Wholesale Impacts. The 5 mill per kilowatt-hour capacity payment is clearly evident in Figure 4 because the total price is always 5 mills per kilowatt-hour higher than the energy price. This may leave you with the impression that the "price of stability" is a constant 5 mill per kilowatt-hour penalty, year after year. But that would be a false impression. The real "price of stability" is to be found by comparing a simulation relying exclusively on energy prices with simulations that allow an additional payment for capacity. Such comparisons show that capacity payments lead to long-term price stability, and the eventual price converges to the levelized cost of a new CCCT. In other words, a constant capacity payment can convert an inherently unstable system into a stable one, and the "price of stability is limited to somewhat higher prices over an eight-year period.

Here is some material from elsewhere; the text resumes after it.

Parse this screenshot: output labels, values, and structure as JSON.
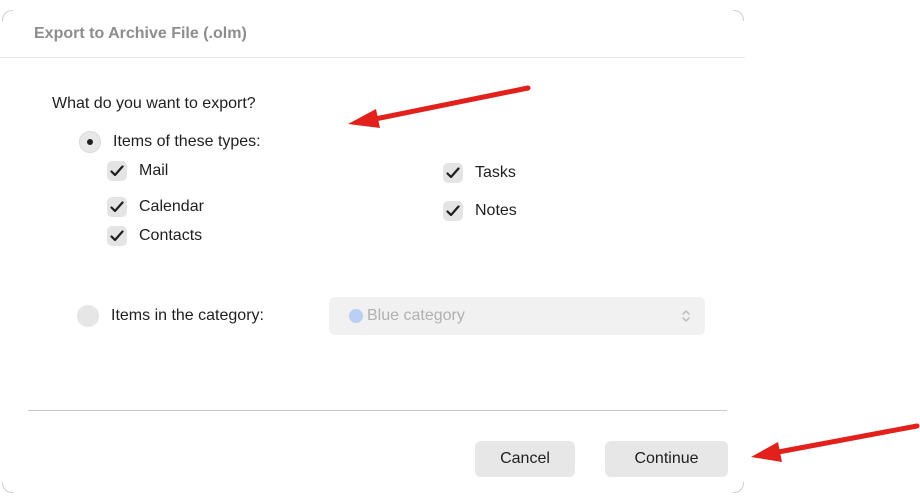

One way to interpret this short-term price penalty is to estimate the increase in wholesale earnings by large utilities in California. The annual payments would be highest in the years immediately after capacity payments are adopted. They would then phase out automatically over time. The total impact could range from $1.6 to $4.0 billion depending on the simulated conditions.
Retail Impacts. A $4 billion penalty could be interpreted as the extra wholesale cost to serve the energy needs of the retail demand of the California utilities. If wholesale costs increase by $4 billion, one would normally expect that retail costs would increase in a similar manner. But retail ratemaking in California is governed by the state's key electric restructuring law, AB 1890. That law requires consumers to cover the stranded costs of the three utilities. The stranded costs have been estimated at $26 billion to $30 billion. The utilities are allowed to recover these costs by adding a competitive transition charge (CTC) to the retail bill.
Figure 5 places the CTC in perspective by showing charges on a typical bill in 1998. The largest component is distribution charges (36 mills per kilowatt-hour.) The CTC is the second-largest contributor at 34 mills per kilowatt-hour. The PX energy charge, the focus of this article, is the third-largest charge and is substantially smaller than the CTC. The PX energy charge and the CTC are the charges that would change due to the capacity payments. The PX energy charge would be replaced with the total PX charge (for both energy and capacity), and the wholesale impact might be around 5 mills per kilowatt-hour immediately after capacity payments are adopted. The CTC charges, on the other hand, would decline by a corresponding amount because the utilities would earn more from selling to the PX.
The compensating change in the CTC charge arises from the rules of AB 1890, which were written to protect the utilities from the adverse cash flow of a competitive market. If the market clears at lower prices, for example, the utilities may impose a larger CTC to meet their